[ABOUT THIS TASK]:
Pull every line with "object" from the data.

+++ PROVIDED RECORDS +++

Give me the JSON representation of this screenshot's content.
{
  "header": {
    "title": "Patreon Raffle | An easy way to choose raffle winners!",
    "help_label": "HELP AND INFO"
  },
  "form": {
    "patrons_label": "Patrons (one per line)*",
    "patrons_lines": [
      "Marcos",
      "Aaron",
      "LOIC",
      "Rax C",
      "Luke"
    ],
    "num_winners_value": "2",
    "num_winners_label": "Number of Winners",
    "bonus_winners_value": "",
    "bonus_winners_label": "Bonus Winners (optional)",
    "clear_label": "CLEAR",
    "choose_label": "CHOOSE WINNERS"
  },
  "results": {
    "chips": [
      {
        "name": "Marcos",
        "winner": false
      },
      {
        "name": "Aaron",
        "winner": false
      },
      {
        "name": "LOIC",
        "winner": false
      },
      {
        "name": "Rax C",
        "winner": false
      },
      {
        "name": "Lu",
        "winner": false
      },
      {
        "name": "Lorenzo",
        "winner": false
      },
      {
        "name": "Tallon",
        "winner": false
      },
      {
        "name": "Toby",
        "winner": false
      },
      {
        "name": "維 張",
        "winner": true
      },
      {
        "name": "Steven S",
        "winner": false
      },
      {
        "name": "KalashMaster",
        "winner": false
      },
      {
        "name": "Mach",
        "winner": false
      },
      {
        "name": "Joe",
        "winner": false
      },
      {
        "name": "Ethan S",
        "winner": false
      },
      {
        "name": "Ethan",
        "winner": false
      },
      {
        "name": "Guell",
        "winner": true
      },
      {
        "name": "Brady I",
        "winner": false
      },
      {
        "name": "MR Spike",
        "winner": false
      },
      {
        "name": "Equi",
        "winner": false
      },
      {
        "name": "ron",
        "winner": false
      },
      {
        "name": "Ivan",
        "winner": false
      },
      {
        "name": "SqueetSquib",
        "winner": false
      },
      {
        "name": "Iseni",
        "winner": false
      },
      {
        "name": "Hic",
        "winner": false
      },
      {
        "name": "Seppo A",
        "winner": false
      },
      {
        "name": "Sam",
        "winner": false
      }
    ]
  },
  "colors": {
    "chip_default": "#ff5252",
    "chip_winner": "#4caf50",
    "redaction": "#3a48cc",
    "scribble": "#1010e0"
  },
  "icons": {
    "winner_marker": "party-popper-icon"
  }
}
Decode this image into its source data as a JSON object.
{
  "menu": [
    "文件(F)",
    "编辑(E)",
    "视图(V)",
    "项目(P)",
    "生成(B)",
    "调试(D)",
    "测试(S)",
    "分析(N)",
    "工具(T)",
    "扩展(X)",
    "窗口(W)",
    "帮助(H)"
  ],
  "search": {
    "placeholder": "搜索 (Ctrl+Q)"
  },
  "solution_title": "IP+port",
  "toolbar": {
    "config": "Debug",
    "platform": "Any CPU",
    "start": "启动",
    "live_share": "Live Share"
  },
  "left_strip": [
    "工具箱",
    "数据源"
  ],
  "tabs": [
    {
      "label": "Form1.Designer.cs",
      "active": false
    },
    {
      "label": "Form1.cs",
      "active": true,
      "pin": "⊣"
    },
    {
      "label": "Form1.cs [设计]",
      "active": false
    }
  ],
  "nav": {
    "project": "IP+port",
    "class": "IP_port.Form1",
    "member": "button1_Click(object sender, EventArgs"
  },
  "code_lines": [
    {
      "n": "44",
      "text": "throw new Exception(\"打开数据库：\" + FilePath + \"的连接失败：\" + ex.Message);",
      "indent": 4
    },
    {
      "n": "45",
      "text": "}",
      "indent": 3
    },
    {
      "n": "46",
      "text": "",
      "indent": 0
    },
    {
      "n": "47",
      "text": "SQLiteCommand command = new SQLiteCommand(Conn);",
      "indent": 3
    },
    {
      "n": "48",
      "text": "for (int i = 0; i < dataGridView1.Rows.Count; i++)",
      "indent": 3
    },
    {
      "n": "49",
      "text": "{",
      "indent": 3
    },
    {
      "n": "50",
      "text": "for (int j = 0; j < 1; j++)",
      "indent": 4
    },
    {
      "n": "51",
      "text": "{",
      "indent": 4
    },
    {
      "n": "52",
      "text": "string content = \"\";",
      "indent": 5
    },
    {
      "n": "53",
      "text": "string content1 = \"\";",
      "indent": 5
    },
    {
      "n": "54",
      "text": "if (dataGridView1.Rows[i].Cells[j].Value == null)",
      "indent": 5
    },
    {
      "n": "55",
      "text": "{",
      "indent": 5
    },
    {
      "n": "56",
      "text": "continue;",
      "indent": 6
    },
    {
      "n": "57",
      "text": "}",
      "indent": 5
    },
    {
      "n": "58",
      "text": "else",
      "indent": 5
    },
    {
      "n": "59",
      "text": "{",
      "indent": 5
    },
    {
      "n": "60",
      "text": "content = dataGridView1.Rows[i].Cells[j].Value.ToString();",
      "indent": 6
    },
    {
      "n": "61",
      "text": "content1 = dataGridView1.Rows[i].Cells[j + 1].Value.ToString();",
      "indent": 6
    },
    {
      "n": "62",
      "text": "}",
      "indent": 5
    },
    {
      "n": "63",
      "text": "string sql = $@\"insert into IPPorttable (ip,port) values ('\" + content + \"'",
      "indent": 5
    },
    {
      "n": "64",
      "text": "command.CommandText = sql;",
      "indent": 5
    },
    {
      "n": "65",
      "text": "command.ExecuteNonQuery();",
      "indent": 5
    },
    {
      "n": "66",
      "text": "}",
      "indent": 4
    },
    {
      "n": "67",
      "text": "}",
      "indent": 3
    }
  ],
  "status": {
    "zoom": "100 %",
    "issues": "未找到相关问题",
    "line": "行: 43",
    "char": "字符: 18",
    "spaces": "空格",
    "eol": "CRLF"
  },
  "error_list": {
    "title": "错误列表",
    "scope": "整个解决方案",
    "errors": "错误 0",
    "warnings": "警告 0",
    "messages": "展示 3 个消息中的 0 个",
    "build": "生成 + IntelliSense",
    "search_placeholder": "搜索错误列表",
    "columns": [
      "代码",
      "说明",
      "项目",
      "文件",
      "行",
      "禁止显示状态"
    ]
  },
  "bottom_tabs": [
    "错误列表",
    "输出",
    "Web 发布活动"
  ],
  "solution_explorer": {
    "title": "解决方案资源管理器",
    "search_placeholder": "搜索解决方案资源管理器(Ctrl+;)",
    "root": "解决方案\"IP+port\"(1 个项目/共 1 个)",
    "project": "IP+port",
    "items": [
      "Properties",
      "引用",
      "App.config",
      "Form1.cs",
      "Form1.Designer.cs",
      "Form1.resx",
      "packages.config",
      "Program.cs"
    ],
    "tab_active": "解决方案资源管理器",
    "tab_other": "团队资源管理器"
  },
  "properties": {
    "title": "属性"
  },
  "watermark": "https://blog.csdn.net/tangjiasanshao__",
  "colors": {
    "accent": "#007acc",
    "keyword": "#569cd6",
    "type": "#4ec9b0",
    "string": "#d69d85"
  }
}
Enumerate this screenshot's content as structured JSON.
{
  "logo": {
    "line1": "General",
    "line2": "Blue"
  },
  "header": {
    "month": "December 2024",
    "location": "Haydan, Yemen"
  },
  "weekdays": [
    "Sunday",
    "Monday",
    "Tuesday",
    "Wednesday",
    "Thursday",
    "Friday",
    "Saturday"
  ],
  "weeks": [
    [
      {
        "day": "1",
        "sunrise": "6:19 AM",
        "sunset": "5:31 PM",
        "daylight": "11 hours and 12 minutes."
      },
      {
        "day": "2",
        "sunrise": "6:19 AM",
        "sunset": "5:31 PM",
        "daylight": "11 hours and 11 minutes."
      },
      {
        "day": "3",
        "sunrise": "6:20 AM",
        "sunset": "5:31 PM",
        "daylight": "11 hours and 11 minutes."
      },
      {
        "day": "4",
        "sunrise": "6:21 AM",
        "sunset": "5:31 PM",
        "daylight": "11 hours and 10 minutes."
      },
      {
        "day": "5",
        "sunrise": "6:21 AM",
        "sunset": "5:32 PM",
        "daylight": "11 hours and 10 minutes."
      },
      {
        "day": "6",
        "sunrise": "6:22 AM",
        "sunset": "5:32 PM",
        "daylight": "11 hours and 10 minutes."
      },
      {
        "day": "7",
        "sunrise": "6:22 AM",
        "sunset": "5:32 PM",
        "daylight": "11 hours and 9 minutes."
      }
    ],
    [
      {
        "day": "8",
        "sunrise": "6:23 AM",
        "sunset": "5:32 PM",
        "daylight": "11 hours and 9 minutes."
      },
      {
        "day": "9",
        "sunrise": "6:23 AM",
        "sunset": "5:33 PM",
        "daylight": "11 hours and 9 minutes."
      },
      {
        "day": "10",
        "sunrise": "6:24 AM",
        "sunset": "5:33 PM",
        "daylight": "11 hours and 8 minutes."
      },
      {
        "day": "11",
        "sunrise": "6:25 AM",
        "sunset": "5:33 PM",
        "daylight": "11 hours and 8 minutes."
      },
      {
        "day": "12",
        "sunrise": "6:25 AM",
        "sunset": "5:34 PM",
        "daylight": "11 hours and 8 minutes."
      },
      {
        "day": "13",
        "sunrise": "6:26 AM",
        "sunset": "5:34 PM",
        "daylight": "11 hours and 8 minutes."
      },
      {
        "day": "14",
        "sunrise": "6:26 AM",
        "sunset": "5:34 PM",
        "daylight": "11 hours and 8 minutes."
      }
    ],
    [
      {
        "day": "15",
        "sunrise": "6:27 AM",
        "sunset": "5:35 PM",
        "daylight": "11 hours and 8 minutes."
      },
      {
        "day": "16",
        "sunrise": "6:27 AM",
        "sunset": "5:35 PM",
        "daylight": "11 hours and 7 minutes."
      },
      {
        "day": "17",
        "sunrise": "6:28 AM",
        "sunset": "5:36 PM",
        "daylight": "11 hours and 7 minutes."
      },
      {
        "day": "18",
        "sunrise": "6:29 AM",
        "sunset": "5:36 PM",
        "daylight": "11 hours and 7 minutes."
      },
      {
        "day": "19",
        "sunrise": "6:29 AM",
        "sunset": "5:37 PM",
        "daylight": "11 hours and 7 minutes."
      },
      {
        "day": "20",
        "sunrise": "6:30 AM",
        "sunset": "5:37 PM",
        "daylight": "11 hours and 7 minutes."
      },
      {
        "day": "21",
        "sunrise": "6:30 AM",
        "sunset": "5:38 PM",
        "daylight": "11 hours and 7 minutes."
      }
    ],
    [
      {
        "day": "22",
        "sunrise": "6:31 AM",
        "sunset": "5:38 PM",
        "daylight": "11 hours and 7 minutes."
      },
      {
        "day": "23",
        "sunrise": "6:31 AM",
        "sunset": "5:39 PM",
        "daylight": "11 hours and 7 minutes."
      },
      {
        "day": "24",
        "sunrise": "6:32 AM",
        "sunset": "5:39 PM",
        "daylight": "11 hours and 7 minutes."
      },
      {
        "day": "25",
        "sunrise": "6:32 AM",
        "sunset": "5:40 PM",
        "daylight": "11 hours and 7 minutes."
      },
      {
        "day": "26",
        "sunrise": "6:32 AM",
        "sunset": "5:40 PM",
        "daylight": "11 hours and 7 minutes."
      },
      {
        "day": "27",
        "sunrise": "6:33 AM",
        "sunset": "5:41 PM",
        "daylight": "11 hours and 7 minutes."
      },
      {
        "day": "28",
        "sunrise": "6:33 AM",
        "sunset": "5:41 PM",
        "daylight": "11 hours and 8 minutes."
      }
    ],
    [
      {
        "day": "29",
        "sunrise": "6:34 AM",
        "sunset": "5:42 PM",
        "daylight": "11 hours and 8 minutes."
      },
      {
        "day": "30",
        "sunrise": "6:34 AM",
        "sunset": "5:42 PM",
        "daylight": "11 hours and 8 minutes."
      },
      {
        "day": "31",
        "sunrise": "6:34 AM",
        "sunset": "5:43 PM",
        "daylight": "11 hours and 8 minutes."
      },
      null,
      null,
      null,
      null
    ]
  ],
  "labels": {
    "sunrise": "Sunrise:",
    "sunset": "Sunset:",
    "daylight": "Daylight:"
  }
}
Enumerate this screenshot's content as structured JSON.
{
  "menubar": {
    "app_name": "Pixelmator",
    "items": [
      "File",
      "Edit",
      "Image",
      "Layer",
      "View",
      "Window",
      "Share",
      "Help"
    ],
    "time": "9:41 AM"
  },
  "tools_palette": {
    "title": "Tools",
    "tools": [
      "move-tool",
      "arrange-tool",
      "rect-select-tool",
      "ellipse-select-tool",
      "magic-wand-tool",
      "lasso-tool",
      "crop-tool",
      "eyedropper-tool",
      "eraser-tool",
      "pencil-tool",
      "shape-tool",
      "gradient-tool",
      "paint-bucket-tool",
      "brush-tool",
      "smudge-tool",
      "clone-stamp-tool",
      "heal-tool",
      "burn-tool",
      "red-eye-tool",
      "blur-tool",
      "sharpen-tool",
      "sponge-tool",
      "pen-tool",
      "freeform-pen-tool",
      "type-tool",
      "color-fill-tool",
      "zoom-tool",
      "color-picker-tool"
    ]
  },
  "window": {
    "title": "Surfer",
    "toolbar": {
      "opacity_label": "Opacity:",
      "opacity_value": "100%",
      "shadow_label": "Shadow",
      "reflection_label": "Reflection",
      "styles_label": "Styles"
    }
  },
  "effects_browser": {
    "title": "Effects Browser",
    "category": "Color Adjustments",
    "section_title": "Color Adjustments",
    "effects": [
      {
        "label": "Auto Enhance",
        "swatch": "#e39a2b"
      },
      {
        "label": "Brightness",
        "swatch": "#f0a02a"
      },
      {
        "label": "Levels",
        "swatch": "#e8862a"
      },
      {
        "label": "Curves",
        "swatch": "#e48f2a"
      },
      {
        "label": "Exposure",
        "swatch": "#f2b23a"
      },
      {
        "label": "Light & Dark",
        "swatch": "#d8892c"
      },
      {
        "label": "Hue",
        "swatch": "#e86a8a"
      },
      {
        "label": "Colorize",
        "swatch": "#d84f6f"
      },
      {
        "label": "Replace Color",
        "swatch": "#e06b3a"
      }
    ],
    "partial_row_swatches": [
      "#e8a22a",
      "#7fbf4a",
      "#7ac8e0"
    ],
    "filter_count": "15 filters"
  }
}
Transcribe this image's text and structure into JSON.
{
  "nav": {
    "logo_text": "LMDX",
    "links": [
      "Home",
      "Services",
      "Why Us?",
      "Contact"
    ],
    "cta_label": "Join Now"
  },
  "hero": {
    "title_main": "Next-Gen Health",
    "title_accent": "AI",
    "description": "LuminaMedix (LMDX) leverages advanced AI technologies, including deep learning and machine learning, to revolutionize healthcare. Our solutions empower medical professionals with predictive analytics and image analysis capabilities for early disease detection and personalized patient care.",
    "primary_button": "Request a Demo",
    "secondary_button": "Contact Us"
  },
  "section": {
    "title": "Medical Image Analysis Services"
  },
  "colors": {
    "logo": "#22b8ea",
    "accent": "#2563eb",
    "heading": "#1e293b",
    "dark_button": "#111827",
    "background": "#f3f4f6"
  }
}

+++

[PROBLEM SOLUTION]:
Decode this image into its source data as a JSON object.
    "member": "button1_Click(object sender, EventArgs"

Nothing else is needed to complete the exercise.